Exercise prompt
Could you retype every line of the data underneath without altering anything?

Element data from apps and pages
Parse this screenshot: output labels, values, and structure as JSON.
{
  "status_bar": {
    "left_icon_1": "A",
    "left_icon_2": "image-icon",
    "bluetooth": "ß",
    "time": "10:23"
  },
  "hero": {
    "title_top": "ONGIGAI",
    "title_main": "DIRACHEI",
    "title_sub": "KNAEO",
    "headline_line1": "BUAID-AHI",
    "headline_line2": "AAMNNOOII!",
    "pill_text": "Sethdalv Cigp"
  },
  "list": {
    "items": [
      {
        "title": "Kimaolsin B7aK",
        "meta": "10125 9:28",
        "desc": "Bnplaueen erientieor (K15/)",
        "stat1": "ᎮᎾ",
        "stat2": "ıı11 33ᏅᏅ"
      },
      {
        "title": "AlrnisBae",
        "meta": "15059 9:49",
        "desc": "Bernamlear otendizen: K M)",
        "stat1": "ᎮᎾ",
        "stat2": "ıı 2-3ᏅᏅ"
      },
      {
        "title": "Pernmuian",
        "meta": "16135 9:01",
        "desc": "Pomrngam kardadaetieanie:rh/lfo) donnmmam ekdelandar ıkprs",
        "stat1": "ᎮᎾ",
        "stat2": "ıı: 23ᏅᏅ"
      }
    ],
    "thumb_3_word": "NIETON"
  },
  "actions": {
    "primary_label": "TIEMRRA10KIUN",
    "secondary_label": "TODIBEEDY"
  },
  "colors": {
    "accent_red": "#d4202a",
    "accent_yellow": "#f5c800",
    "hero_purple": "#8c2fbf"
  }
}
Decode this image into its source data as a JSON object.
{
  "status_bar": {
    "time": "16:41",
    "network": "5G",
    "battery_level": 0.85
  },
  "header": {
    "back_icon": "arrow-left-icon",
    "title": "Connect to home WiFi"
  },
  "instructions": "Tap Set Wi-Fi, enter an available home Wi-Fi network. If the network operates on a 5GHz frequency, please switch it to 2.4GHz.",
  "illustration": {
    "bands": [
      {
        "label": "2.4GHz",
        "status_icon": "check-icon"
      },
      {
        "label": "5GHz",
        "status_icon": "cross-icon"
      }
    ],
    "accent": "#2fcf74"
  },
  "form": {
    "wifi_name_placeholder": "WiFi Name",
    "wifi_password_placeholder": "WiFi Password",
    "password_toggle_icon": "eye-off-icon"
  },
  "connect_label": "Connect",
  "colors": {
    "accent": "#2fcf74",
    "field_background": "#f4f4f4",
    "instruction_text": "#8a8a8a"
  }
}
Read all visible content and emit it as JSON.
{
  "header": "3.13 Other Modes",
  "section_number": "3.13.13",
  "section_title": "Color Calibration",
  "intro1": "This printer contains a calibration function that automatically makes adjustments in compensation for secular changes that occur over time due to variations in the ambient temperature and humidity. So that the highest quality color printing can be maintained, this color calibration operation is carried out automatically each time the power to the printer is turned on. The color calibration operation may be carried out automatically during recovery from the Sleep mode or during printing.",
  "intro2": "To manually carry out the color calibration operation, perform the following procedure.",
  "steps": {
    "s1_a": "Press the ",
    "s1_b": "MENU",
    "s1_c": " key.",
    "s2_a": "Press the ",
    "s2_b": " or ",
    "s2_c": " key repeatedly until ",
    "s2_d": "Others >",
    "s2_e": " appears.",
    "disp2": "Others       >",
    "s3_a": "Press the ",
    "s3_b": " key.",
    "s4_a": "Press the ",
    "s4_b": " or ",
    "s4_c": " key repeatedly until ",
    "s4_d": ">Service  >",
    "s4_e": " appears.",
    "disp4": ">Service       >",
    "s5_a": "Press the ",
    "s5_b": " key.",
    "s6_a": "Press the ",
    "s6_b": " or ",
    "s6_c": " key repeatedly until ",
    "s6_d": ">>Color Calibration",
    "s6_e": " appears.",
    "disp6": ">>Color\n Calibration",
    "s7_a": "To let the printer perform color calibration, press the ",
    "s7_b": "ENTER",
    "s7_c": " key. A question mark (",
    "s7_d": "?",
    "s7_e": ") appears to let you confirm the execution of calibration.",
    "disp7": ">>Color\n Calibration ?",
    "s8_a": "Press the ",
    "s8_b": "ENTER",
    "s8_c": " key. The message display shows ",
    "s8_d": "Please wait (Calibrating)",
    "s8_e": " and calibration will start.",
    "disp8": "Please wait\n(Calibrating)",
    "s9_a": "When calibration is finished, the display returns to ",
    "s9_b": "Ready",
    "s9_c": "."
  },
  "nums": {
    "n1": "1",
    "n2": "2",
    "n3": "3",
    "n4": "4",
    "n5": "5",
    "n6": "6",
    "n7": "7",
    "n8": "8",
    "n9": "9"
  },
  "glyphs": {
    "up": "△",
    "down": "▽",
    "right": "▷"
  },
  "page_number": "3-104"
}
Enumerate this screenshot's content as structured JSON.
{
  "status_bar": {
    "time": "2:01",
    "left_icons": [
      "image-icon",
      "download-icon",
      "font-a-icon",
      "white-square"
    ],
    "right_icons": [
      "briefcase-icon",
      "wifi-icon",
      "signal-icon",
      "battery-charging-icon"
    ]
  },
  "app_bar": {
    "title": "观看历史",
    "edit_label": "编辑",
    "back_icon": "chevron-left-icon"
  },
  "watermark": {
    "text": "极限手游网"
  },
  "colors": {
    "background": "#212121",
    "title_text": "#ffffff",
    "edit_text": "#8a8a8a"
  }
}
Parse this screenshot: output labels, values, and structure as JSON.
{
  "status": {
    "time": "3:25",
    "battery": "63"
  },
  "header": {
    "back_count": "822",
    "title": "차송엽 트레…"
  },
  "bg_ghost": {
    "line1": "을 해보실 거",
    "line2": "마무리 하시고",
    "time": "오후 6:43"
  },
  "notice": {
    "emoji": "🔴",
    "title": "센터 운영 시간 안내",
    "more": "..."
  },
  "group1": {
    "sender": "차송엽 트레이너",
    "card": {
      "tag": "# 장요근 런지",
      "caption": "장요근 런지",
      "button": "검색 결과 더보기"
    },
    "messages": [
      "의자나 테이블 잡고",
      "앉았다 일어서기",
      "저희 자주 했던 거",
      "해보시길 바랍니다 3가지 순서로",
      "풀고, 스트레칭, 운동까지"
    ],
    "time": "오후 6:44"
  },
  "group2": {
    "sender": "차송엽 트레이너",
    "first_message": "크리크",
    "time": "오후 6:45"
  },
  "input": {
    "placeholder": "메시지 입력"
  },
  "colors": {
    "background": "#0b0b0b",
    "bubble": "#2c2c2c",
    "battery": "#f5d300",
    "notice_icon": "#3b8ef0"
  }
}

Response to the exercise
Parse this screenshot: output labels, values, and structure as JSON.
{
  "status_bar": {
    "left_icon_1": "A",
    "left_icon_2": "image-icon",
    "bluetooth": "ß",
    "time": "10:23"
  },
  "hero": {
    "title_top": "ONGIGAI",
    "title_main": "DIRACHEI",
    "title_sub": "KNAEO",
    "headline_line1": "BUAID-AHI",
    "headline_line2": "AAMNNOOII!",
    "pill_text": "Sethdalv Cigp"
  },
  "list": {
    "items": [
      {
        "title": "Kimaolsin B7aK",
        "meta": "10125 9:28",
        "desc": "Bnplaueen erientieor (K15/)",
        "stat1": "ᎮᎾ",
        "stat2": "ıı11 33ᏅᏅ"
      },
      {
        "title": "AlrnisBae",
        "meta": "15059 9:49",
        "desc": "Bernamlear otendizen: K M)",
        "stat1": "ᎮᎾ",
        "stat2": "ıı 2-3ᏅᏅ"
      },
      {
        "title": "Pernmuian",
        "meta": "16135 9:01",
        "desc": "Pomrngam kardadaetieanie:rh/lfo) donnmmam ekdelandar ıkprs",
        "stat1": "ᎮᎾ",
        "stat2": "ıı: 23ᏅᏅ"
      }
    ],
    "thumb_3_word": "NIETON"
  },
  "actions": {
    "primary_label": "TIEMRRA10KIUN",
    "secondary_label": "TODIBEEDY"
  },
  "colors": {
    "accent_red": "#d4202a",
    "accent_yellow": "#f5c800",
    "hero_purple": "#8c2fbf"
  }
}
Decode this image into its source data as a JSON object.
{
  "status_bar": {
    "time": "16:41",
    "network": "5G",
    "battery_level": 0.85
  },
  "header": {
    "back_icon": "arrow-left-icon",
    "title": "Connect to home WiFi"
  },
  "instructions": "Tap Set Wi-Fi, enter an available home Wi-Fi network. If the network operates on a 5GHz frequency, please switch it to 2.4GHz.",
  "illustration": {
    "bands": [
      {
        "label": "2.4GHz",
        "status_icon": "check-icon"
      },
      {
        "label": "5GHz",
        "status_icon": "cross-icon"
      }
    ],
    "accent": "#2fcf74"
  },
  "form": {
    "wifi_name_placeholder": "WiFi Name",
    "wifi_password_placeholder": "WiFi Password",
    "password_toggle_icon": "eye-off-icon"
  },
  "connect_label": "Connect",
  "colors": {
    "accent": "#2fcf74",
    "field_background": "#f4f4f4",
    "instruction_text": "#8a8a8a"
  }
}
Read all visible content and emit it as JSON.
{
  "header": "3.13 Other Modes",
  "section_number": "3.13.13",
  "section_title": "Color Calibration",
  "intro1": "This printer contains a calibration function that automatically makes adjustments in compensation for secular changes that occur over time due to variations in the ambient temperature and humidity. So that the highest quality color printing can be maintained, this color calibration operation is carried out automatically each time the power to the printer is turned on. The color calibration operation may be carried out automatically during recovery from the Sleep mode or during printing.",
  "intro2": "To manually carry out the color calibration operation, perform the following procedure.",
  "steps": {
    "s1_a": "Press the ",
    "s1_b": "MENU",
    "s1_c": " key.",
    "s2_a": "Press the ",
    "s2_b": " or ",
    "s2_c": " key repeatedly until ",
    "s2_d": "Others >",
    "s2_e": " appears.",
    "disp2": "Others       >",
    "s3_a": "Press the ",
    "s3_b": " key.",
    "s4_a": "Press the ",
    "s4_b": " or ",
    "s4_c": " key repeatedly until ",
    "s4_d": ">Service  >",
    "s4_e": " appears.",
    "disp4": ">Service       >",
    "s5_a": "Press the ",
    "s5_b": " key.",
    "s6_a": "Press the ",
    "s6_b": " or ",
    "s6_c": " key repeatedly until ",
    "s6_d": ">>Color Calibration",
    "s6_e": " appears.",
    "disp6": ">>Color\n Calibration",
    "s7_a": "To let the printer perform color calibration, press the ",
    "s7_b": "ENTER",
    "s7_c": " key. A question mark (",
    "s7_d": "?",
    "s7_e": ") appears to let you confirm the execution of calibration.",
    "disp7": ">>Color\n Calibration ?",
    "s8_a": "Press the ",
    "s8_b": "ENTER",
    "s8_c": " key. The message display shows ",
    "s8_d": "Please wait (Calibrating)",
    "s8_e": " and calibration will start.",
    "disp8": "Please wait\n(Calibrating)",
    "s9_a": "When calibration is finished, the display returns to ",
    "s9_b": "Ready",
    "s9_c": "."
  },
  "nums": {
    "n1": "1",
    "n2": "2",
    "n3": "3",
    "n4": "4",
    "n5": "5",
    "n6": "6",
    "n7": "7",
    "n8": "8",
    "n9": "9"
  },
  "glyphs": {
    "up": "△",
    "down": "▽",
    "right": "▷"
  },
  "page_number": "3-104"
}
Enumerate this screenshot's content as structured JSON.
{
  "status_bar": {
    "time": "2:01",
    "left_icons": [
      "image-icon",
      "download-icon",
      "font-a-icon",
      "white-square"
    ],
    "right_icons": [
      "briefcase-icon",
      "wifi-icon",
      "signal-icon",
      "battery-charging-icon"
    ]
  },
  "app_bar": {
    "title": "观看历史",
    "edit_label": "编辑",
    "back_icon": "chevron-left-icon"
  },
  "watermark": {
    "text": "极限手游网"
  },
  "colors": {
    "background": "#212121",
    "title_text": "#ffffff",
    "edit_text": "#8a8a8a"
  }
}
Parse this screenshot: output labels, values, and structure as JSON.
{
  "status": {
    "time": "3:25",
    "battery": "63"
  },
  "header": {
    "back_count": "822",
    "title": "차송엽 트레…"
  },
  "bg_ghost": {
    "line1": "을 해보실 거",
    "line2": "마무리 하시고",
    "time": "오후 6:43"
  },
  "notice": {
    "emoji": "🔴",
    "title": "센터 운영 시간 안내",
    "more": "..."
  },
  "group1": {
    "sender": "차송엽 트레이너",
    "card": {
      "tag": "# 장요근 런지",
      "caption": "장요근 런지",
      "button": "검색 결과 더보기"
    },
    "messages": [
      "의자나 테이블 잡고",
      "앉았다 일어서기",
      "저희 자주 했던 거",
      "해보시길 바랍니다 3가지 순서로",
      "풀고, 스트레칭, 운동까지"
    ],
    "time": "오후 6:44"
  },
  "group2": {
    "sender": "차송엽 트레이너",
    "first_message": "크리크",
    "time": "오후 6:45"
  },
  "input": {
    "placeholder": "메시지 입력"
  },
  "colors": {
    "background": "#0b0b0b",
    "bubble": "#2c2c2c",
    "battery": "#f5d300",
    "notice_icon": "#3b8ef0"
  }
}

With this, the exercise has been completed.